What I mean by impoverished areas is ‘areas which lack the infrastructure needed to allow people to create’. The tools for creation are an essential component for learning, as I see it. The sink estates where I have lived only have a pub, bookies, a cafe, a chippie, a post office, an under-resourced library (policy driven), an under-resourced community centre (policy driven), and often a pay day lender.
These spaces are barren as far as investment goes, and although the people who run the policy driven places are generally great – they are hamstrung by policy, meaning that they often cannot do what they would like to, and think would be best for the community.
They are hired into a job and then get put in ‘silver handcuffs’. Also, they are policy driven to turn a penny (or even worse profit) on public goods such as community spaces in the libraries, community centres and churches.
The age of the disappearing communal space (third place as Prof Ray Oldenburg coined it) is upon us, where every space where traditionally individuals would go to socialise with old friends, and meet new ones – is under threat.
Every part of our society is being financialised by the rent collectors; in terms public goods the overblown rhetoric of ‘social enterprise’ is dissolving away any notion of valuing culture outside of the economic sense – and even then, this is economics in the narrowest and most reductive of framings. The spaces which would have been used by the communities for free are now becoming rented out by the hour, be they churches, community centres or any spare rooms.

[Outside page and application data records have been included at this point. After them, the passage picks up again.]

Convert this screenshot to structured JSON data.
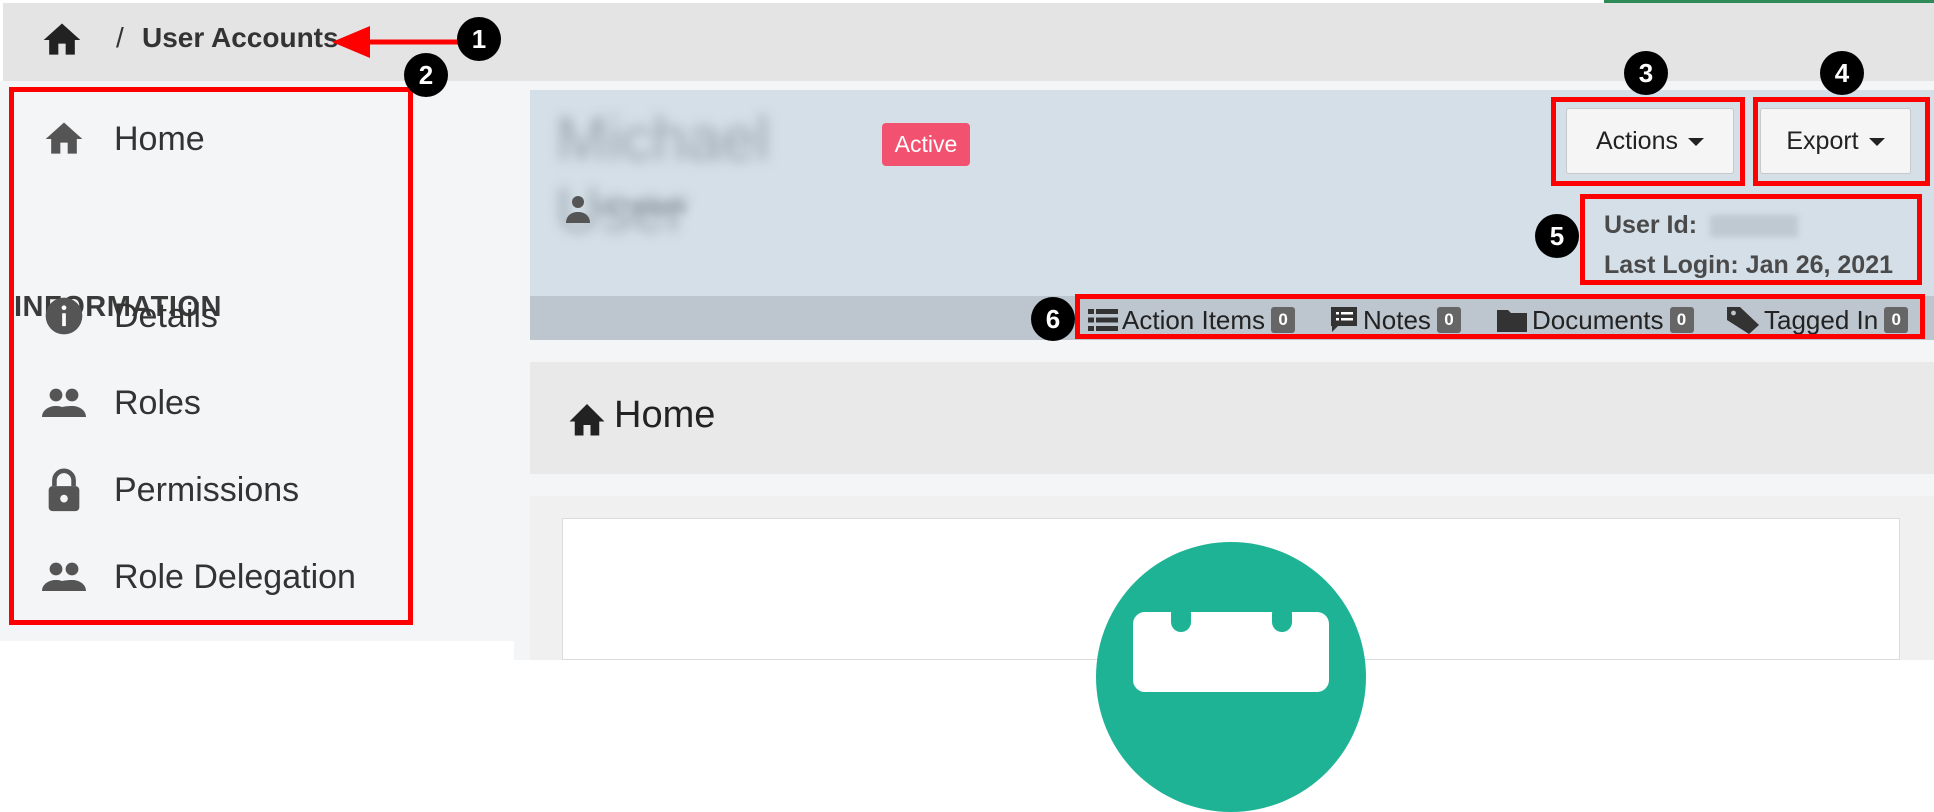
{
  "breadcrumb": {
    "separator": "/",
    "current": "User Accounts"
  },
  "sidebar": {
    "home_label": "Home",
    "section_heading": "INFORMATION",
    "items": [
      {
        "label": "Details",
        "icon": "info-circle-icon"
      },
      {
        "label": "Roles",
        "icon": "people-icon"
      },
      {
        "label": "Permissions",
        "icon": "lock-icon"
      },
      {
        "label": "Role Delegation",
        "icon": "people-icon"
      }
    ]
  },
  "header": {
    "name": "Michael User",
    "status": "Active",
    "username": "U1T99BBN",
    "actions_label": "Actions",
    "export_label": "Export",
    "user_id_label": "User Id:",
    "last_login_label": "Last Login:",
    "last_login_value": "Jan 26, 2021"
  },
  "tabs": [
    {
      "label": "Action Items",
      "count": "0",
      "icon": "list-icon"
    },
    {
      "label": "Notes",
      "count": "0",
      "icon": "note-icon"
    },
    {
      "label": "Documents",
      "count": "0",
      "icon": "folder-icon"
    },
    {
      "label": "Tagged In",
      "count": "0",
      "icon": "tag-icon"
    }
  ],
  "section": {
    "title": "Home"
  },
  "annotations": [
    "1",
    "2",
    "3",
    "4",
    "5",
    "6"
  ],
  "colors": {
    "annotation_red": "#ff0000",
    "status_badge": "#f2516f",
    "header_bg": "#d4dfe7",
    "teal": "#1fb396"
  }
}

So, the way I envisaged building the capability is creating a mobile technology suite. Adapt, Improvise, Overcome. Take a flycase – as you see roadies use for transporting bands music equipment; fill it with ten laptops – which is the basis of a small class; add a projector, amp and screen in a rucksack – so that a blackboard/screening environment can be created; add a MiFi portable modem/router – which allows the computers to all connect to the internet; add a video camera and audio recorder, some USB keys: et viola, a basic classroom which can be set up anywhere…
So I told Glenn Liddall who runs People Know How about the idea, saying if you can suit and boot me with this kit then I can do loads of stuff in communities where nothing like this happens. In fact, we can do teaching anywhere because it is all transportable and technology which we are in control of. Thus I gave him the following shopping list which he is bringing together:
- A flycase with wheels so that the equipment is mobile;
- A projector to form a ‘blackboard area’;
- A video camera
- An audio recorder
- A small portable amp for sound
- An osprey or kite from EE with a contract to enable connection of the ten laptops to the internet.
- A significant hosting account sufficient to give communities websites
- USBs to give to communities
With this kit you can move into almost any space, set up and deliver training; people can be given something to invest in – usb drives with operating systems on; websites, blogs, social media.
Sugata Mitra’s work can be realised by doing the type of exams which he recommended to me in conversation with him. He said in summary, why not set exams and put people in front of computers and preface each exam question with: USE THE INTERNET TO….
We can do video and audio work using the principles of participatory action research and/or forum theatre to highlight the voices and concerns of the community revealing social justice issue or the work that the community has done to the world wide community of the internet.
This produces artifacts which can then be retrospectively valued using Keith Smyth’s work. Over time, online courses can be developed on Community Open Online Courses, which serve as guides to common problems and as another medium for artifact creation.